Published on August 13, 2017
csp_antimartina – fotosearch_k30556741
“People are always blaming their circumstances for what they are. I don’t believe in circumstances. The people who get on in this world are the people who get up and look for the circumstances they want, and, if they can’t find them, make them.” ~ George Bernard Shaw
I see clients every day who play the blame game. It’s their fat parents’ genes, it’s college life, it’s their work schedule and office environment, it’s the junk they ‘must’ keep at home for everyone else, it’s a spouse that likes to go out to dinner 3-4 nights a week, it’s that everyone in their social circle is fat, it’s kids’ after-school activities . . . and on and on and on . . . and, of course, my personal favorite is when I get blamed.
They’re always the victim of circumstances, situations and scenarios not of their own creation, both as to why they became fat and why they stay fat.
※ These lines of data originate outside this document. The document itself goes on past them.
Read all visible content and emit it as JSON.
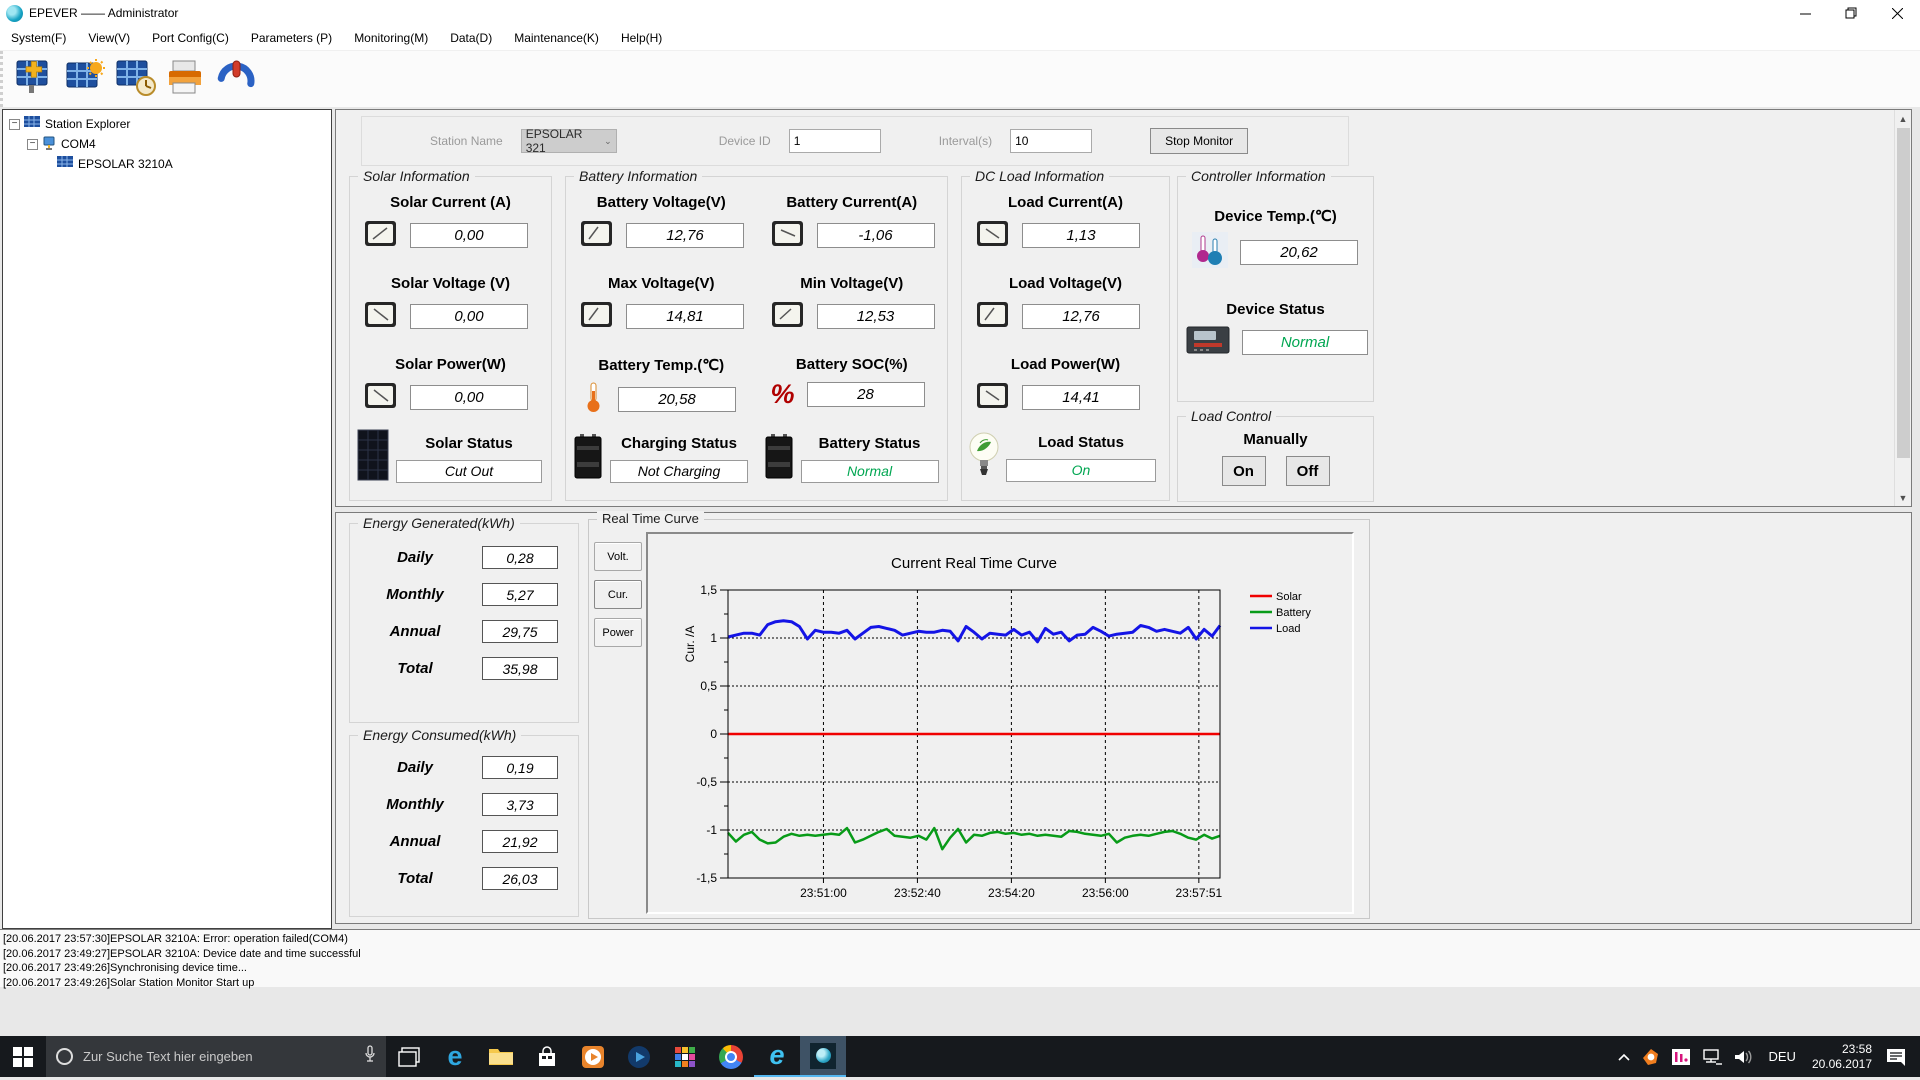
{
  "window": {
    "title": "EPEVER —— Administrator"
  },
  "menu": {
    "items": [
      "System(F)",
      "View(V)",
      "Port Config(C)",
      "Parameters (P)",
      "Monitoring(M)",
      "Data(D)",
      "Maintenance(K)",
      "Help(H)"
    ]
  },
  "toolbar": {
    "icons": [
      "add-station-icon",
      "solar-monitor-icon",
      "station-history-icon",
      "printer-icon",
      "power-exit-icon"
    ]
  },
  "tree": {
    "root": "Station Explorer",
    "port": "COM4",
    "device": "EPSOLAR 3210A"
  },
  "monitor_form": {
    "station_name_label": "Station Name",
    "station_name_value": "EPSOLAR 321",
    "device_id_label": "Device ID",
    "device_id_value": "1",
    "interval_label": "Interval(s)",
    "interval_value": "10",
    "stop_button": "Stop Monitor"
  },
  "solar": {
    "title": "Solar Information",
    "items": [
      {
        "label": "Solar Current (A)",
        "value": "0,00"
      },
      {
        "label": "Solar Voltage (V)",
        "value": "0,00"
      },
      {
        "label": "Solar Power(W)",
        "value": "0,00"
      }
    ],
    "status_label": "Solar Status",
    "status_value": "Cut Out"
  },
  "battery": {
    "title": "Battery Information",
    "items": [
      {
        "label": "Battery Voltage(V)",
        "value": "12,76"
      },
      {
        "label": "Battery Current(A)",
        "value": "-1,06"
      },
      {
        "label": "Max Voltage(V)",
        "value": "14,81"
      },
      {
        "label": "Min Voltage(V)",
        "value": "12,53"
      },
      {
        "label": "Battery Temp.(℃)",
        "value": "20,58"
      },
      {
        "label": "Battery SOC(%)",
        "value": "28"
      }
    ],
    "charging_status_label": "Charging Status",
    "charging_status_value": "Not Charging",
    "battery_status_label": "Battery Status",
    "battery_status_value": "Normal"
  },
  "dc_load": {
    "title": "DC Load Information",
    "items": [
      {
        "label": "Load Current(A)",
        "value": "1,13"
      },
      {
        "label": "Load Voltage(V)",
        "value": "12,76"
      },
      {
        "label": "Load Power(W)",
        "value": "14,41"
      }
    ],
    "status_label": "Load Status",
    "status_value": "On"
  },
  "controller": {
    "title": "Controller Information",
    "temp_label": "Device Temp.(℃)",
    "temp_value": "20,62",
    "status_label": "Device Status",
    "status_value": "Normal"
  },
  "load_control": {
    "title": "Load Control",
    "subtitle": "Manually",
    "on_button": "On",
    "off_button": "Off"
  },
  "energy_generated": {
    "title": "Energy Generated(kWh)",
    "rows": [
      {
        "label": "Daily",
        "value": "0,28"
      },
      {
        "label": "Monthly",
        "value": "5,27"
      },
      {
        "label": "Annual",
        "value": "29,75"
      },
      {
        "label": "Total",
        "value": "35,98"
      }
    ]
  },
  "energy_consumed": {
    "title": "Energy Consumed(kWh)",
    "rows": [
      {
        "label": "Daily",
        "value": "0,19"
      },
      {
        "label": "Monthly",
        "value": "3,73"
      },
      {
        "label": "Annual",
        "value": "21,92"
      },
      {
        "label": "Total",
        "value": "26,03"
      }
    ]
  },
  "curve": {
    "group_title": "Real Time Curve",
    "tabs": [
      "Volt.",
      "Cur.",
      "Power"
    ],
    "active_tab": "Cur."
  },
  "chart_data": {
    "type": "line",
    "title": "Current Real Time Curve",
    "xlabel": "",
    "ylabel": "Cur. /A",
    "ylim": [
      -1.5,
      1.5
    ],
    "grid": true,
    "legend_position": "right-top",
    "yticks": [
      {
        "v": 1.5,
        "label": "1,5"
      },
      {
        "v": 1,
        "label": "1"
      },
      {
        "v": 0.5,
        "label": "0,5"
      },
      {
        "v": 0,
        "label": "0"
      },
      {
        "v": -0.5,
        "label": "-0,5"
      },
      {
        "v": -1,
        "label": "-1"
      },
      {
        "v": -1.5,
        "label": "-1,5"
      }
    ],
    "xticks": [
      {
        "pos": 0.194,
        "label": "23:51:00"
      },
      {
        "pos": 0.385,
        "label": "23:52:40"
      },
      {
        "pos": 0.576,
        "label": "23:54:20"
      },
      {
        "pos": 0.767,
        "label": "23:56:00"
      },
      {
        "pos": 0.957,
        "label": "23:57:51"
      }
    ],
    "series": [
      {
        "name": "Solar",
        "color": "#f00000",
        "width": 2.5,
        "values": [
          0,
          0,
          0,
          0,
          0,
          0,
          0,
          0,
          0,
          0,
          0,
          0,
          0
        ]
      },
      {
        "name": "Battery",
        "color": "#089b18",
        "width": 2.5,
        "values": [
          -1.03,
          -1.12,
          -1.05,
          -1.02,
          -1.1,
          -1.14,
          -1.13,
          -1.07,
          -1.04,
          -1.06,
          -1.05,
          -1.06,
          -1.05,
          -1.04,
          -1.05,
          -0.98,
          -1.13,
          -1.1,
          -1.06,
          -1.02,
          -0.99,
          -1.06,
          -1.07,
          -1.08,
          -1.06,
          -1.1,
          -0.98,
          -1.2,
          -1.08,
          -0.99,
          -1.13,
          -1.05,
          -1.06,
          -1.03,
          -1.02,
          -1.04,
          -1.03,
          -1.05,
          -1.04,
          -1.06,
          -1.05,
          -1.06,
          -1.07,
          -1.01,
          -1.02,
          -1.04,
          -1.05,
          -1.06,
          -1.04,
          -1.13,
          -1.08,
          -1.06,
          -1.05,
          -1.06,
          -1.04,
          -1.02,
          -1.01,
          -1.04,
          -1.08,
          -1.1,
          -1.05,
          -1.09,
          -1.06
        ]
      },
      {
        "name": "Load",
        "color": "#1414e6",
        "width": 3,
        "values": [
          1.01,
          1.03,
          1.05,
          1.05,
          1.03,
          1.14,
          1.17,
          1.18,
          1.17,
          1.12,
          0.99,
          1.08,
          1.06,
          1.06,
          1.05,
          1.08,
          0.99,
          1.05,
          1.11,
          1.12,
          1.1,
          1.08,
          1.03,
          1.05,
          1.07,
          1.06,
          1.06,
          1.08,
          1.07,
          0.97,
          1.12,
          1.06,
          0.99,
          1.05,
          1.04,
          1.03,
          1.09,
          1.03,
          1.06,
          0.96,
          1.1,
          1.04,
          1.06,
          0.97,
          1.03,
          1.04,
          1.11,
          1.07,
          1.02,
          1.04,
          1.05,
          1.06,
          1.13,
          1.11,
          1.07,
          1.09,
          1.07,
          1.05,
          1.11,
          0.99,
          1.09,
          1.02,
          1.13
        ]
      }
    ]
  },
  "log": {
    "lines": [
      "[20.06.2017 23:57:30]EPSOLAR 3210A: Error: operation failed(COM4)",
      "[20.06.2017 23:49:27]EPSOLAR 3210A: Device date and time successful",
      "[20.06.2017 23:49:26]Synchronising device time...",
      "[20.06.2017 23:49:26]Solar Station Monitor Start up"
    ]
  },
  "taskbar": {
    "search_placeholder": "Zur Suche Text hier eingeben",
    "app_icons": [
      "start",
      "task-view",
      "edge",
      "file-explorer",
      "store",
      "media-player",
      "video-player",
      "app-grid",
      "chrome",
      "internet-explorer",
      "epever"
    ],
    "tray_icons": [
      "tray-expand",
      "avast",
      "usage-monitor",
      "network",
      "volume",
      "notifications"
    ],
    "language": "DEU",
    "time": "23:58",
    "date": "20.06.2017"
  }
}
And I ask, “Don’t you ever get tired of blaming everyone and everything for your being over-fat? Doesn’t all that blame-throwing wear you down?
If you ask anyone who has stopped the addictions of smoking or drinking or gambling, for example, the two common threads they all have as relates to how they got on the road to recovery and kicked their habits.
Is this latter point very difficult sometimes? You bet it is, and so too is it with those who are over-fat. But, the two questions I ask clients repeatedly are:
In an article, Two Lessons on Blame (which includes a great short animated video), about the toxic behavior of blaming others, the author writes that:
. . . and to that I would add: Blame is also easier than accountability. Those who waste time and money as they bounce from one ‘easy’ quick fix fad to another are those who are quick to play the blame game, for both becoming over-fat and for staying there.
If you are over-fat and playing the blame game, as hard as it may be to do you’ve got to look in the mirror and acknowledge your situation and that you alone can change it. There’s no such thing as a Skinny Godmother who will come to your rescue by granting you a wish, sprinkle skinny dust on you, wave a wand and . . . poof! . . . you’re slim.
Obesity IS reversible . . . but as Steve Siebold writes in his book, Die Fat or Get Tough, 101 Differences in Thinking Between Fat People and Fit People:
Fat people are waiting to be rescued from obesity.
Fit people know no one is coming to the rescue.